- Jan 24, 2020
In his final Angelus address of 2017, Pope Francis expressed “closeness” to Coptic Orthodox Christians in Egypt recently struck by attacks, asking God to “convert the hearts” of those who carry out such violence.
At least 10 people, including eight Coptic Christians, were killed after unidentified gunmen opened fire outside a church in a south Cairo suburb.
The Minya Coptic Orthodox Diocese said authorities sealed off two churches in the southern province, citing harassment and attacks by extremists. A third was closed due to fear of attacks. The diocese urged authorities to end discrimination against Christians and “not to succumb to the fundamentalists.”
Patriarch Ibrahim Isaac Sidrak, the head of the Coptic Catholic Church, says after several attacks in the last 12 months by Islamic militants, Christians in Egypt have shown their “unshakable faith.” He was speaking at an event sponsored by the Italian branch of Aid to the Church in Need.
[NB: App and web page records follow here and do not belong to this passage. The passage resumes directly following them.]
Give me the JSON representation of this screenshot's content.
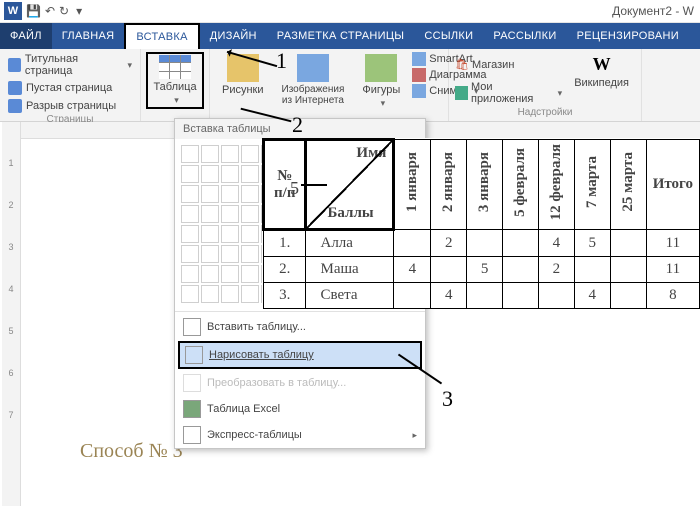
{
  "titlebar": {
    "doc": "Документ2 - W"
  },
  "tabs": {
    "file": "ФАЙЛ",
    "home": "ГЛАВНАЯ",
    "insert": "ВСТАВКА",
    "design": "ДИЗАЙН",
    "layout": "РАЗМЕТКА СТРАНИЦЫ",
    "refs": "ССЫЛКИ",
    "mail": "РАССЫЛКИ",
    "review": "РЕЦЕНЗИРОВАНИ"
  },
  "groups": {
    "pages": {
      "label": "Страницы",
      "cover": "Титульная страница",
      "blank": "Пустая страница",
      "break": "Разрыв страницы"
    },
    "tables": {
      "btn": "Таблица"
    },
    "illus": {
      "pic": "Рисунки",
      "online": "Изображения из Интернета",
      "shapes": "Фигуры",
      "smartart": "SmartArt",
      "chart": "Диаграмма",
      "snip": "Снимок"
    },
    "addins": {
      "label": "Надстройки",
      "store": "Магазин",
      "my": "Мои приложения",
      "wiki": "Википедия"
    }
  },
  "dropdown": {
    "head": "Вставка таблицы",
    "insert": "Вставить таблицу...",
    "draw": "Нарисовать таблицу",
    "convert": "Преобразовать в таблицу...",
    "excel": "Таблица Excel",
    "quick": "Экспресс-таблицы"
  },
  "table": {
    "corner": {
      "npp": "№ п/п",
      "top": "Имя",
      "bot": "Баллы"
    },
    "cols": [
      "1 января",
      "2 января",
      "3 января",
      "5 февраля",
      "12 февраля",
      "7 марта",
      "25 марта"
    ],
    "total": "Итого",
    "rows": [
      {
        "n": "1.",
        "name": "Алла",
        "v": [
          "",
          "2",
          "",
          "",
          "4",
          "5"
        ],
        "t": "11"
      },
      {
        "n": "2.",
        "name": "Маша",
        "v": [
          "4",
          "",
          "5",
          "",
          "2",
          ""
        ],
        "t": "11"
      },
      {
        "n": "3.",
        "name": "Света",
        "v": [
          "",
          "4",
          "",
          "",
          "",
          "4"
        ],
        "t": "8"
      }
    ]
  },
  "ann": {
    "a1": "1",
    "a2": "2",
    "a3": "3",
    "a5": "5"
  },
  "caption": "Способ № 3",
  "ruler": [
    "",
    "1",
    "2",
    "3",
    "4",
    "5",
    "6",
    "7"
  ]
}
Egypt has battled militants in Sinai for years, but the insurgency became far more deadly after the 2013 military ouster of Mohammed Morsi, an elected Islamist president. Egypt maintains that militants attacking its security forces and minority Christians sneak into the country across the border with Libya carrying weapons.
Pope Francis has sent Pope Tawadros II a letter commemorating the “Day of friendship between the Coptic Orthodox Church and the Catholic Church,” which marks the 44th anniversary of the first meeting between Blessed Paul VI and Pope Shenouda III.